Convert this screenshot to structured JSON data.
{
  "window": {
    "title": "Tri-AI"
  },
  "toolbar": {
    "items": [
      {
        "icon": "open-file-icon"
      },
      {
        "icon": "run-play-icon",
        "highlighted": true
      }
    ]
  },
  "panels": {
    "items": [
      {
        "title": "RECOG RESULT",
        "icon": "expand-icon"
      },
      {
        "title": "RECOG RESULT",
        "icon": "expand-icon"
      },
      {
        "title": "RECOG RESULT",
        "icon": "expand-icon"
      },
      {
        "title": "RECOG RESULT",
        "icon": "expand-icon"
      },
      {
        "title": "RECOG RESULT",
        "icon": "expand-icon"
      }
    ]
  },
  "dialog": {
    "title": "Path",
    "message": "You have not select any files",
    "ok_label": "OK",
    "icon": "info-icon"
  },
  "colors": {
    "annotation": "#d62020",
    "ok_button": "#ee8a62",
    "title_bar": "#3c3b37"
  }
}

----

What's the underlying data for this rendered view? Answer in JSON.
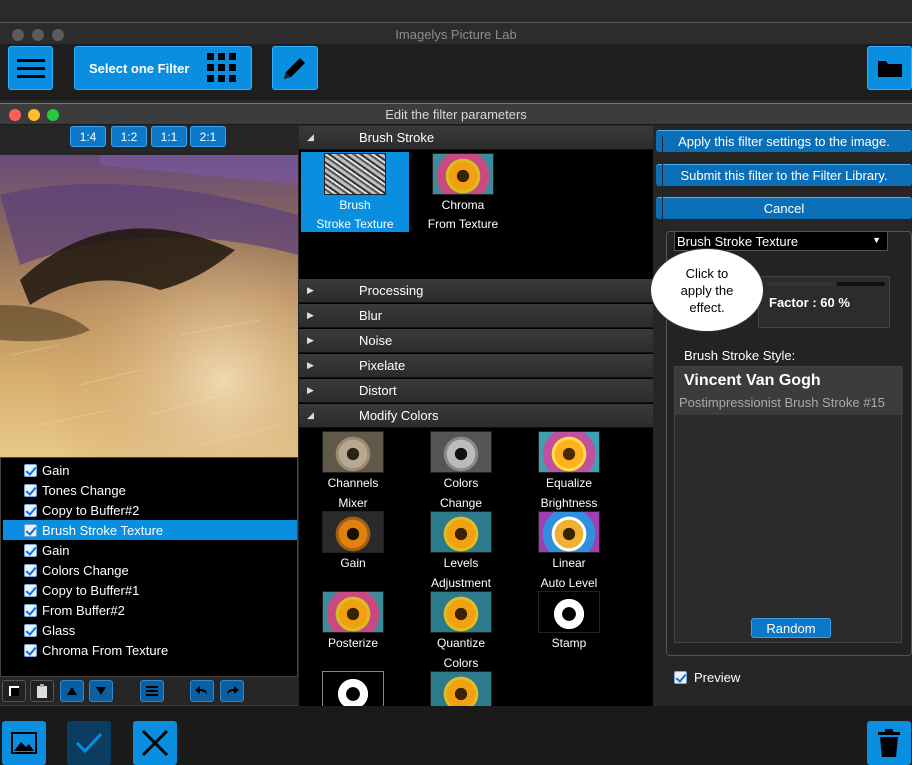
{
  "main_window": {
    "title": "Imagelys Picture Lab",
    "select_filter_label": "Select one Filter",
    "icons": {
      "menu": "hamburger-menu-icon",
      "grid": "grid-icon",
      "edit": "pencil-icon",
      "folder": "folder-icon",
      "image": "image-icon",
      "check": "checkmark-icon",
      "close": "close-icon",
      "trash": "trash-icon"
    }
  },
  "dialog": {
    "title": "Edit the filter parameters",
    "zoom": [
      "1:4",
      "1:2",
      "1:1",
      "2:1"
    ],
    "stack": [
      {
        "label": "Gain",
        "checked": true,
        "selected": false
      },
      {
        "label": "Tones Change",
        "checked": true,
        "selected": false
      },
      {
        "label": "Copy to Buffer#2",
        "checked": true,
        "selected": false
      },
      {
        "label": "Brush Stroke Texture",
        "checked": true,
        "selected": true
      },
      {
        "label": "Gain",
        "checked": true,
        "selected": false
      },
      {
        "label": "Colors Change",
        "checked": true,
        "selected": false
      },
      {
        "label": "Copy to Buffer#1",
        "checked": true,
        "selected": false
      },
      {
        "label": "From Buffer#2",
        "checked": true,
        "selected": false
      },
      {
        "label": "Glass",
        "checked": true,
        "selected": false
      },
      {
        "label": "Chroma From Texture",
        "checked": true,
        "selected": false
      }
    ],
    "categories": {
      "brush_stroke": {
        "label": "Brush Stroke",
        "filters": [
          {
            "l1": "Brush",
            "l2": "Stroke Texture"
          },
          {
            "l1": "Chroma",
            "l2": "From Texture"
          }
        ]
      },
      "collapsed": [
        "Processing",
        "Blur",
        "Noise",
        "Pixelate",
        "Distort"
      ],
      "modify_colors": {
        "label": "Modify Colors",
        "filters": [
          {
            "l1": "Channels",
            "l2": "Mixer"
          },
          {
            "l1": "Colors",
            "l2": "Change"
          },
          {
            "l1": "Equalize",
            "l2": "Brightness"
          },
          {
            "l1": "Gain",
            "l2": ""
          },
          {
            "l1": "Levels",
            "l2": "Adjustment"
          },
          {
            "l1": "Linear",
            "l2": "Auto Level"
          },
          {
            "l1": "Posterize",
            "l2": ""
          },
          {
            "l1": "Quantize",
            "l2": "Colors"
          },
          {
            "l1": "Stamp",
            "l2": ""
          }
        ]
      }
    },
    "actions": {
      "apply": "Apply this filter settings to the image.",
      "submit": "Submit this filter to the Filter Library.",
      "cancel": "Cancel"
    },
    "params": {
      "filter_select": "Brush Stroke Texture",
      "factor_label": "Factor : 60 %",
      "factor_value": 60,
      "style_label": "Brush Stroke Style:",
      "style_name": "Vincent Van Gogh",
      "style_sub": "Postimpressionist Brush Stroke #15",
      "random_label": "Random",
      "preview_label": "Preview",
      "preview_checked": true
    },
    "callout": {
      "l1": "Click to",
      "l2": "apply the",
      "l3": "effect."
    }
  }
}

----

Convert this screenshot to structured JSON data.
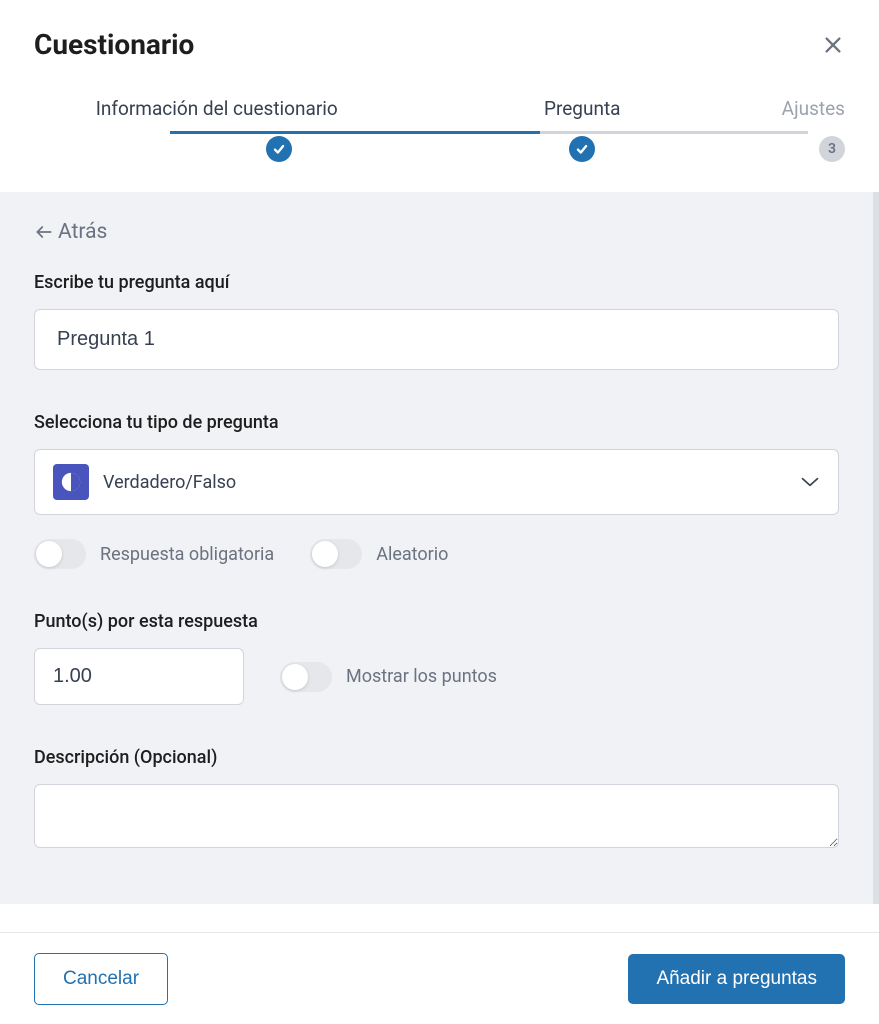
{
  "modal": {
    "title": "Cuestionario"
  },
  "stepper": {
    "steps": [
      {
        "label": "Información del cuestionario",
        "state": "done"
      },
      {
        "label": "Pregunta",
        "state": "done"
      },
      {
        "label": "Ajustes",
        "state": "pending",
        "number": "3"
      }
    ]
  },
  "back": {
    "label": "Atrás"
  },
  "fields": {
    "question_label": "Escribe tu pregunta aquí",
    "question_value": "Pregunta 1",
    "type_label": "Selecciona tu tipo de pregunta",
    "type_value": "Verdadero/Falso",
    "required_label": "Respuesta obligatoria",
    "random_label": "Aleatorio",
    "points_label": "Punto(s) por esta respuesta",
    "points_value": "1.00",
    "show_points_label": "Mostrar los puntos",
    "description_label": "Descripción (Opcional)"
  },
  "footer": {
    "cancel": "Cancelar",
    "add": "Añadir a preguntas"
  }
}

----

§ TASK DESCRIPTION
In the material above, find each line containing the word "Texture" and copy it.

§ RESULT OF THE TASK
        "label": "Brush Stroke Texture",
        "label": "Chroma From Texture",
            "l2": "Stroke Texture"
            "l2": "From Texture"
      "filter_select": "Brush Stroke Texture",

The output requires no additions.